Instructions to follow: Could you copy every line of the data that contains "medium"?

*** Block opens ***

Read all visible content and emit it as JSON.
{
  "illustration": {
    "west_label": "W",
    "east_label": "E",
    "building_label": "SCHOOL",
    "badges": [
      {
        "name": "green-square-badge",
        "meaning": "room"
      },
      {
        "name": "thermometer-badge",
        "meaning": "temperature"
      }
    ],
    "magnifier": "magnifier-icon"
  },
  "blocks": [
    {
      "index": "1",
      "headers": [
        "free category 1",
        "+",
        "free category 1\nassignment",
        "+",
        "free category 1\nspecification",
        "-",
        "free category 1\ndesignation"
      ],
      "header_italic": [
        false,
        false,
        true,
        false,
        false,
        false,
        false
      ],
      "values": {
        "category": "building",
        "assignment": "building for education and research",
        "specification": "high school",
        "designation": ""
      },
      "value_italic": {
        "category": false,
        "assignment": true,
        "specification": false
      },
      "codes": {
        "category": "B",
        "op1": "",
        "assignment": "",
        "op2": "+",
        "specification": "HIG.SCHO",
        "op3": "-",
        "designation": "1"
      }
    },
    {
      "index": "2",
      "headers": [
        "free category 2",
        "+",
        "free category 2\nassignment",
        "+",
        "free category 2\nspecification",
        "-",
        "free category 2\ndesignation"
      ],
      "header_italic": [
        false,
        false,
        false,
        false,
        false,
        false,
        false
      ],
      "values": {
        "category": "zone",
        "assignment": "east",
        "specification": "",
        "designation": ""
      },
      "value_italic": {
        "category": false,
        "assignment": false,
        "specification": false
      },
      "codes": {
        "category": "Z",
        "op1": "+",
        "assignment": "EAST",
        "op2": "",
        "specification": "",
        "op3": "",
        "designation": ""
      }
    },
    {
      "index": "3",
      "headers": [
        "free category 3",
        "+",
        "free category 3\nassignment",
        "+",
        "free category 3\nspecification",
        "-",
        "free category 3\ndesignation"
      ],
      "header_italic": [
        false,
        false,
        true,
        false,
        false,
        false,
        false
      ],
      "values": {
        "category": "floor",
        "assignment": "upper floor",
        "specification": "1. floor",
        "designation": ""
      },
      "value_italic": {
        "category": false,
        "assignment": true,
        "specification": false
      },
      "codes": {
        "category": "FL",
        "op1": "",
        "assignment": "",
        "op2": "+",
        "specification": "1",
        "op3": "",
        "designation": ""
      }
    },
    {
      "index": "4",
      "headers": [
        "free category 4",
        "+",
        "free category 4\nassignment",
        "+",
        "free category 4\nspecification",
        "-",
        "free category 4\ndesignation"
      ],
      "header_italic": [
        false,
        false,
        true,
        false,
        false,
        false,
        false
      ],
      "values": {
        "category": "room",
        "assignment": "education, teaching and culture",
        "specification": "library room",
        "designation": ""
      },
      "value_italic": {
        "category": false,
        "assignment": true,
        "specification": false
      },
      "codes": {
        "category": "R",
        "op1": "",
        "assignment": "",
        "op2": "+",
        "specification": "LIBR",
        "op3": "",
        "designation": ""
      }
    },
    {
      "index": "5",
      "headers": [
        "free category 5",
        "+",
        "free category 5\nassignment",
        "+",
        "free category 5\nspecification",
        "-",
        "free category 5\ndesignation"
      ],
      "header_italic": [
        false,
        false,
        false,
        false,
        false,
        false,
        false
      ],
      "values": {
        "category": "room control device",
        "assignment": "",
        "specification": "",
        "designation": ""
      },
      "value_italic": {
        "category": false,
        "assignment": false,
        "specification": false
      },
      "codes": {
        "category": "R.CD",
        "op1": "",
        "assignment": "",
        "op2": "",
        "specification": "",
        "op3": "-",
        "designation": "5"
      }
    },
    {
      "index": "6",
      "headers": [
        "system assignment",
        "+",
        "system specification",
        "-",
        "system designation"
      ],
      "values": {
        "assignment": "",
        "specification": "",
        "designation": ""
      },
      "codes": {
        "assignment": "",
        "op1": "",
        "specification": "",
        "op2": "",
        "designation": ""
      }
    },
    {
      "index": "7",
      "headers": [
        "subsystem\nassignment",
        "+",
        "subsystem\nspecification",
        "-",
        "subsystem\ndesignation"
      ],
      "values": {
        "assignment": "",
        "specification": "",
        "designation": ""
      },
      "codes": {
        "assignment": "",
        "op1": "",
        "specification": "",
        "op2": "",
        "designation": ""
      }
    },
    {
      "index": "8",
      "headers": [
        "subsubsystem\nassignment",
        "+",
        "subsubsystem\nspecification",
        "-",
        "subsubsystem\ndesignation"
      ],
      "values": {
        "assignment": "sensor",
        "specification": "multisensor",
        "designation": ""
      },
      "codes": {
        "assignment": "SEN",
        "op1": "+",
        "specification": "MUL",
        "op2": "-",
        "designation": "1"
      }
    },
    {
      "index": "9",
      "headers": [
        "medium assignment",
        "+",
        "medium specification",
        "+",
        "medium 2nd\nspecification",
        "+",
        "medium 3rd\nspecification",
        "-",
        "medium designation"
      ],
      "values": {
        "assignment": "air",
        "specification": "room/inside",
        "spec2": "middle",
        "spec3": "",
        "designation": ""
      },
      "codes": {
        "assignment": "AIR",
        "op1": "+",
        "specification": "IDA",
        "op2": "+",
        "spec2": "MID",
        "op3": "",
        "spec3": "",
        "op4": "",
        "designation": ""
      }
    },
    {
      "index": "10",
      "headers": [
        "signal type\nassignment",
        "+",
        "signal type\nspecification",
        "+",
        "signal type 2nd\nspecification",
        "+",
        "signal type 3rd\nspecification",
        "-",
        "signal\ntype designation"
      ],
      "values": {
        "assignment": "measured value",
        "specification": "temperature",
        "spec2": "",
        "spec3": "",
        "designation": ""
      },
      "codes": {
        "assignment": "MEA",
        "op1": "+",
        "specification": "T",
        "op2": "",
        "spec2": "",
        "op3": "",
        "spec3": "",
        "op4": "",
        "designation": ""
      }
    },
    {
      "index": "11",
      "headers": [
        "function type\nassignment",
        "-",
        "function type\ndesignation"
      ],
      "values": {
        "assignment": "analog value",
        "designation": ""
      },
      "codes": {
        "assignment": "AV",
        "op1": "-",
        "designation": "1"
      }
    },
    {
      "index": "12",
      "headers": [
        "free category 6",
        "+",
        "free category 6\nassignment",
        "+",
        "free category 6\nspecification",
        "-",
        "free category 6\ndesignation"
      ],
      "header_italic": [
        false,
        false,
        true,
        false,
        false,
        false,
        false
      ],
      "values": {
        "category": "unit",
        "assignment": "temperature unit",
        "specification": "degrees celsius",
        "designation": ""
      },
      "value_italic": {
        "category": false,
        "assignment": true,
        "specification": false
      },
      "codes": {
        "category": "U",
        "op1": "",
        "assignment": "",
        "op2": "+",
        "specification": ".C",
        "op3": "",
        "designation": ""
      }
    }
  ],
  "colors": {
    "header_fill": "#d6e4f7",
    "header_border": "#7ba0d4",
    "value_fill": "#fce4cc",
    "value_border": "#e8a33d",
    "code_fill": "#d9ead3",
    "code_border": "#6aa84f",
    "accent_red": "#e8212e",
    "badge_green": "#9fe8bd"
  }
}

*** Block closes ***

Solution:
        "medium assignment",
        "medium specification",
        "medium 2nd\nspecification",
        "medium 3rd\nspecification",
        "medium designation"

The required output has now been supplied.